- “Making Intimacy in Marriage a Priority” (Jan 4, 2017)
- “Creating a Secure Foundation for Intimacy” (Dec 5, 2016)
- “Spiritual Principles for Determining What’s Okay in Intimacy” (Oct 31, 2016)
- “Sexuality is Part of Your Divine Nature” (Oct 3, 2016)
- “12 Keys for Creating a Happy Intimate Life in Your Marriage” (Sep 8, 2016)
BIO — Laura M. Brotherson, LMFT, CST, CFLE
Licensed Marriage and Family Therapist (LMFT) and Certified Sex Therapist (CST), Laura M. Brotherson, is the author of the best-selling book, And They Were Not Ashamed: Strengthening Marriage through Sexual Fulfillment, and her latest book Knowing HER Intimately: 12 Keys for Creating a Sextraordinary Marriage. She counsels with individuals, couples and families in private practice (and online), and is the host of “The Marital Intimacy Show” podcast.
As a Certified Family Life Educator (CFLE), Laura is actively engaged in providing marriage education through Couples Cruises, articles, a newsletter, radio and television broadcasts, and presenting at conferences and workshops.
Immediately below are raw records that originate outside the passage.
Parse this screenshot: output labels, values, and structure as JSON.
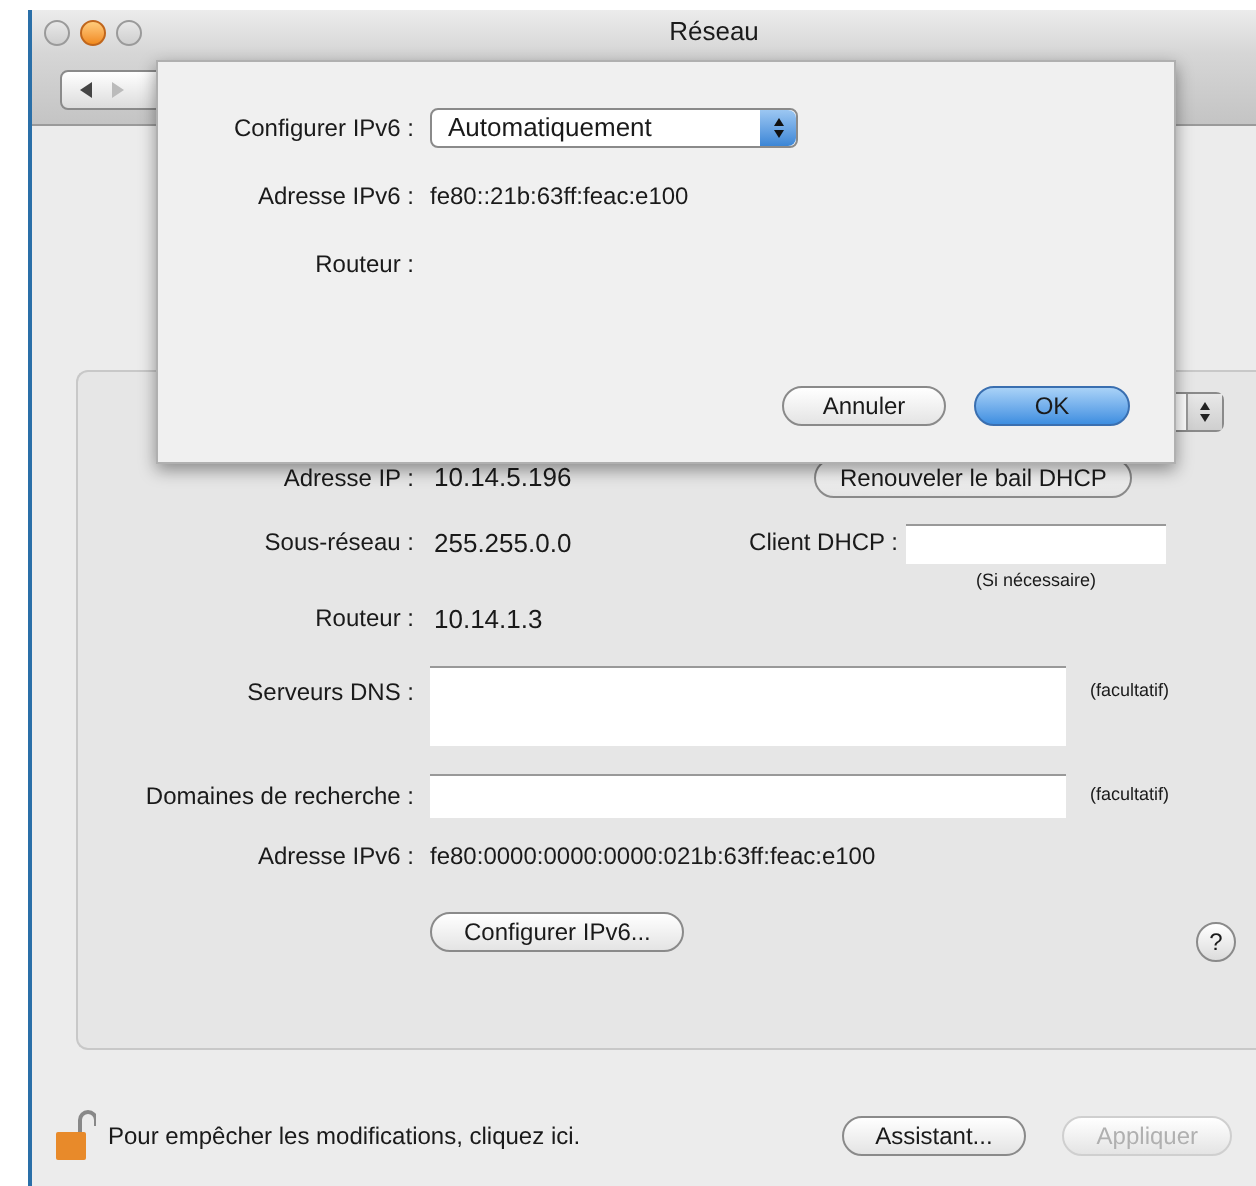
{
  "window": {
    "title": "Réseau"
  },
  "sheet": {
    "fields": [
      {
        "kind": "popup",
        "label": "Configurer IPv6 :",
        "value": "Automatiquement"
      },
      {
        "kind": "text",
        "label": "Adresse IPv6 :",
        "value": "fe80::21b:63ff:feac:e100"
      },
      {
        "kind": "text",
        "label": "Routeur :"
      }
    ],
    "buttons": [
      {
        "label": "Annuler",
        "default": false
      },
      {
        "label": "OK",
        "default": true
      }
    ]
  },
  "panel": {
    "ip": {
      "label": "Adresse IP :",
      "value": "10.14.5.196",
      "button": "Renouveler le bail DHCP"
    },
    "subnet": {
      "label": "Sous-réseau :",
      "value": "255.255.0.0",
      "client_label": "Client DHCP :",
      "client_hint": "(Si nécessaire)"
    },
    "router": {
      "label": "Routeur :",
      "value": "10.14.1.3"
    },
    "dns": {
      "label": "Serveurs DNS :",
      "note": "(facultatif)"
    },
    "search_domains": {
      "label": "Domaines de recherche :",
      "note": "(facultatif)"
    },
    "ipv6": {
      "label": "Adresse IPv6 :",
      "value": "fe80:0000:0000:0000:021b:63ff:feac:e100"
    },
    "configure_button": "Configurer IPv6...",
    "help": "?"
  },
  "bottom": {
    "lock_text": "Pour empêcher les modifications, cliquez ici.",
    "buttons": [
      {
        "label": "Assistant...",
        "disabled": false
      },
      {
        "label": "Appliquer",
        "disabled": true
      }
    ]
  }
}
Laura is passionate about helping couples navigate the intricacies of intimacy to help build stronger marriages and families. She and her husband, Kevin, of 25 years are the founders of StrengtheningMarriage.com—your trusted resource for education, products and services to strengthen marriages… intimately!
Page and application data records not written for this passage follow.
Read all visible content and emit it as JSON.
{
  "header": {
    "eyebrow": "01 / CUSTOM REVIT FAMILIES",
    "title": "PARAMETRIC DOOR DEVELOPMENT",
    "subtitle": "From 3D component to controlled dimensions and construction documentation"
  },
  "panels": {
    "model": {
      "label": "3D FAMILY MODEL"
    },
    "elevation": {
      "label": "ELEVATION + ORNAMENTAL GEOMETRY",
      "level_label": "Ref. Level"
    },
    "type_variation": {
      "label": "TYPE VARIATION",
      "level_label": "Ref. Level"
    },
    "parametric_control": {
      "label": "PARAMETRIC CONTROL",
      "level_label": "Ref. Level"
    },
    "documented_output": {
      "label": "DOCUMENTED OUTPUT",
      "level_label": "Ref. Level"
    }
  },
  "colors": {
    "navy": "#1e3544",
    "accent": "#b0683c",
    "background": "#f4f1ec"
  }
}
Connect with Laura:
[i] Gungor, Mark, “Tale of Two Brains: Unlocking the secrets of life, love and marriage.” 2009. YouTube video. 13:34 minutes. Posted February 2011. https://www.youtube.com/watch?v=3XjUFYxSxDk.
[ii] McCarthy, Barry W., and McCarthy, Emily, Rekindling Desire. New York: Routledge, 2013.
[iii] McCarthy, Barry W., Ginsberg, Rebecca L., and Fucito, Lisa M., “Resilient Sexual Desire in Heterosexual Couples,” The Family Journal 14: 59, 2006. DOI: 10.1177/1066480705282056.
Cheryl Jane QuinnFebruary 13, 2017
My husband and I feel your articles on intimacy are right on. You talked about issues that need to be talked about. The action items of how to make intimacy fun and exciting are so simple because you gave the perfect formula for how to make it happen. In the church we are conflicted between being spiritual and having permission to feel and communicate erotic love. That is real. I'm going to give this book to our married grandchildren. That way they will know we feel intimacy is important and we understand the problems associated with achieving it.
KenFebruary 1, 2017
You're kidding right ? Write down in a journal sexual matters ? That's as risky as taking nude photos of yourself. Such things are more than likely to get out via someone else getting a hold of them; the kids for instance. I found the article to be more about women and next to nothing about men. Not a "balanced" article. Someday I would like to see a well-written article on what it is that prevents men from feeling as they should toward their spouse.